“Love Made Me Do It,” a pristine and melancholy album that recalls vintage 1980s synth pop, was written before Von D and Reyes began dating. It was inspired by a previous star-crossed relationship Von D had with a musician who moved overseas and was in response to an album he had written for her. Many of its songs are now a decade old.

In preparation, she worked with a vocal coach for six days a week for two years, she says. She and Linda Perry, the 4 Non Blondes singer who wrote and produced Christina Aguilera’s “Beautiful” and Pink’s “Get the Party Started” among many other pop hits, teamed up to write songs. “When Katherine and I started creating together she was very raw and her passion was strong,” Perry writes in an email. “I would like to think I was instrumental in helping her find her voice, confidence and words.”

After a lifetime spent diligently tattooing other people’s lyrics, Von D wants someone to get a tattoo of her lyrics for once. She wants to play concerts and experience the rush her musician friends talk about — although she feels as though she has been onstage her whole life, she is still a novice live performer. She would be happy just to know that people will show up to see her play; she’s the kind of person who throws a party and worries that no one will come.

In June 2018, Von D, pregnant with her son, Leafar, took what was left of her reputation and set it aflame, announcing in an Instagram post that she would not be vaccinating him, and adding for good measure that she would be raising him vegan. Public reaction was swift and brutal. Fans threatened to boycott her; the worst of them threatened to kill her child. Von D, who had greeted past incidents with a steely, you-know-where-the-unfollow-button-is defiance, was taken aback. She had assumed discussing vaccinations was a standard part of new mom oversharing, like discussing birthing plans or breastfeeding.

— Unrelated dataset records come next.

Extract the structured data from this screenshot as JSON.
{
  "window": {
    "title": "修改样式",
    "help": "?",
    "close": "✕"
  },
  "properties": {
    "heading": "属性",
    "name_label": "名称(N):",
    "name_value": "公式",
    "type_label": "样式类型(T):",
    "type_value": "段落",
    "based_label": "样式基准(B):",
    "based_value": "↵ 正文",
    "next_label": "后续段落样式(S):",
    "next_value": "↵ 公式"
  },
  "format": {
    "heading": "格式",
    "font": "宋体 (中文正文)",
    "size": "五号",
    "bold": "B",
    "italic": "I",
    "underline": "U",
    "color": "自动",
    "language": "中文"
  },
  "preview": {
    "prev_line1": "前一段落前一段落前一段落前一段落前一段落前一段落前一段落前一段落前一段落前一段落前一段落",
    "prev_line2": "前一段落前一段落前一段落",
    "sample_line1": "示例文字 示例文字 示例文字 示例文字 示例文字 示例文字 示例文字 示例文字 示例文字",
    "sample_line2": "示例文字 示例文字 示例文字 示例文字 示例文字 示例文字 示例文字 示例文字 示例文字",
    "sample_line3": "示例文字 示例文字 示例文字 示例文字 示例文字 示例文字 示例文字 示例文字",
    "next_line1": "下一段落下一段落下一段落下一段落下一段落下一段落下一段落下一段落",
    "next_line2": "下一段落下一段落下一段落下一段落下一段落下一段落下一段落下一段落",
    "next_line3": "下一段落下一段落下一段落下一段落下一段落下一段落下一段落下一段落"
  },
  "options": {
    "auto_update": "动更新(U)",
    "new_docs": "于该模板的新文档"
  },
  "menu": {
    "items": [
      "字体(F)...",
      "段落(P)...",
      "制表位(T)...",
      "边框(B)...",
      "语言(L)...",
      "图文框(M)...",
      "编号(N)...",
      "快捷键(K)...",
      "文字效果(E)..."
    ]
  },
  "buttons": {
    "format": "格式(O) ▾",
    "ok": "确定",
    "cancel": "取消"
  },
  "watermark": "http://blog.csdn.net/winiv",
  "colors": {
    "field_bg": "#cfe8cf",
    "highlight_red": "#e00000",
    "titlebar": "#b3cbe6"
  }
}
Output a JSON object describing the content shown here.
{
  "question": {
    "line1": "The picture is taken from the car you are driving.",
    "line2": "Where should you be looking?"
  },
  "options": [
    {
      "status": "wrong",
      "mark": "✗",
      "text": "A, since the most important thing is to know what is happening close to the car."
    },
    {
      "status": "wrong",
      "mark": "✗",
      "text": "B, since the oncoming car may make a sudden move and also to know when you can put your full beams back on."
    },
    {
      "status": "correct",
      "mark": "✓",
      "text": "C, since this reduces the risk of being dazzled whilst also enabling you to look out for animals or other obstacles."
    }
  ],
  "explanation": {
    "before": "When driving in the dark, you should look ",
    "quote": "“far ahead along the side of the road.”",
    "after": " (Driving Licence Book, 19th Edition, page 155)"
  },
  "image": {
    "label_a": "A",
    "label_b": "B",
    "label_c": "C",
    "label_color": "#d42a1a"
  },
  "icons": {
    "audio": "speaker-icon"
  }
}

“It was really hard,” she says now. “I don’t think people understand the entire story. And I think at the time I was, you know, pregnant, and so — and I definitely don’t want to spend a lot of time on this subject, because I already have in the past — I think as a new mom you’re trying your best to figure things out, and you don’t know everything.”

In January 2020, Von D announced that she was selling shares of her makeup line to its corporate parent, Kendo. She had been miserable for years, she says now. Her beauty brand had become a monster she could no longer wrestle into submission. She wanted to focus on being a musician, and a mother.

The timing struck many as suspect. “I didn’t get canceled,” Von D says. “I didn’t lose my makeup line because of a comment I said on Instagram.” The sale had been in the works for months, she says. “I sold it and cashed out while I could, but I think it makes for a juicier story. The media tends to really, like, sink their teeth into that kind of stuff, which I think is a lot. It can be damaging.”

No one really knows whether Von D was actually canceled, or what that might even mean for someone like her. Because she is currently a free agent, there is nothing she can be canceled from. Her TV shows are no longer in production and her album is expected to be a niche seller. (The album is self-released through Kartel Music Group.) She still has more than 7.6 million Instagram followers.

According to Reyes, any dissatisfaction with his wife remains virtual. In real life, his family still can’t even go to a park without getting swarmed by fans. “Maybe on social media, sure, but never in person,” he insists of any blowback. “In person, people love her.”

The family lives part time in the tiny southern Indiana town of Vevay, where they recently bought a historically significant Italianate mansion that everyone, including Von D, assumes is haunted. They take walks along the nearby Ohio River and enjoy the solitude.

She is beginning to write songs for a new album, but it’s occasionally slow going. The songs on “Love Made Me Do It” were written by a sad person Von D doesn’t recognize anymore. “I really want to push myself to write a little more aggressively, because I think my go-to is always going to be melancholy and sad. I love sad love songs. I don’t know how to write a happy one, you know?”